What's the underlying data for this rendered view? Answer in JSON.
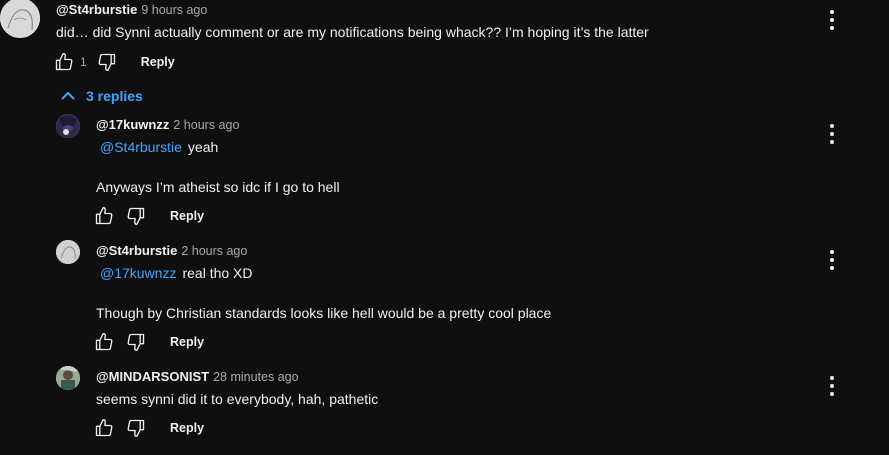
{
  "top_comment": {
    "author": "@St4rburstie",
    "time": "9 hours ago",
    "text": "did… did Synni actually comment or are my notifications being whack?? I’m hoping it’s the latter",
    "likes": "1",
    "reply_label": "Reply"
  },
  "replies_toggle": {
    "label": "3 replies"
  },
  "replies": [
    {
      "author": "@17kuwnzz",
      "time": "2 hours ago",
      "mention": "@St4rburstie",
      "line1": "yeah",
      "line2": "Anyways I’m atheist so idc if I go to hell",
      "reply_label": "Reply"
    },
    {
      "author": "@St4rburstie",
      "time": "2 hours ago",
      "mention": "@17kuwnzz",
      "line1": "real tho XD",
      "line2": "Though by Christian standards looks like hell would be a pretty cool place",
      "reply_label": "Reply"
    },
    {
      "author": "@MINDARSONIST",
      "time": "28 minutes ago",
      "text": "seems synni did it to everybody, hah, pathetic",
      "reply_label": "Reply"
    }
  ],
  "colors": {
    "background": "#0f0f0f",
    "text": "#f1f1f1",
    "secondary": "#aaaaaa",
    "link": "#3ea6ff"
  },
  "icons": [
    "like-icon",
    "dislike-icon",
    "more-vert-icon",
    "chevron-up-icon"
  ]
}
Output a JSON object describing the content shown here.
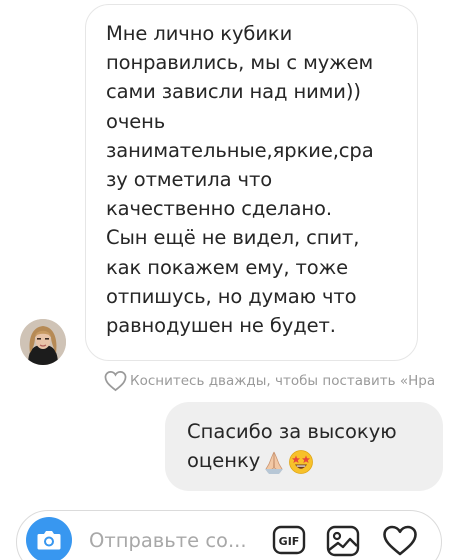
{
  "conversation": {
    "incoming_message": {
      "text": "Мне лично кубики\nпонравились, мы с мужем\nсами зависли над ними))\nочень\nзанимательные,яркие,сра\nзу отметила что\nкачественно сделано.\nСын ещё не видел, спит,\nкак покажем ему, тоже\nотпишусь, но думаю что\nравнодушен не будет."
    },
    "like_hint": "Коснитесь дважды, чтобы поставить «Нра",
    "outgoing_message": {
      "text": "Спасибо за высокую оценку",
      "emojis": [
        "folded-hands-emoji",
        "star-struck-emoji"
      ]
    }
  },
  "composer": {
    "placeholder": "Отправьте со...",
    "gif_label": "GIF",
    "icons": [
      "camera-icon",
      "gif-icon",
      "gallery-icon",
      "heart-icon"
    ]
  },
  "colors": {
    "accent": "#3897f0",
    "bubble_outgoing": "#efefef",
    "text": "#262626",
    "hint": "#9a9a9a"
  }
}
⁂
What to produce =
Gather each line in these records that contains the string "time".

Task output =
    "time": "9 hours ago",
      "time": "2 hours ago",
      "time": "2 hours ago",
      "time": "28 minutes ago",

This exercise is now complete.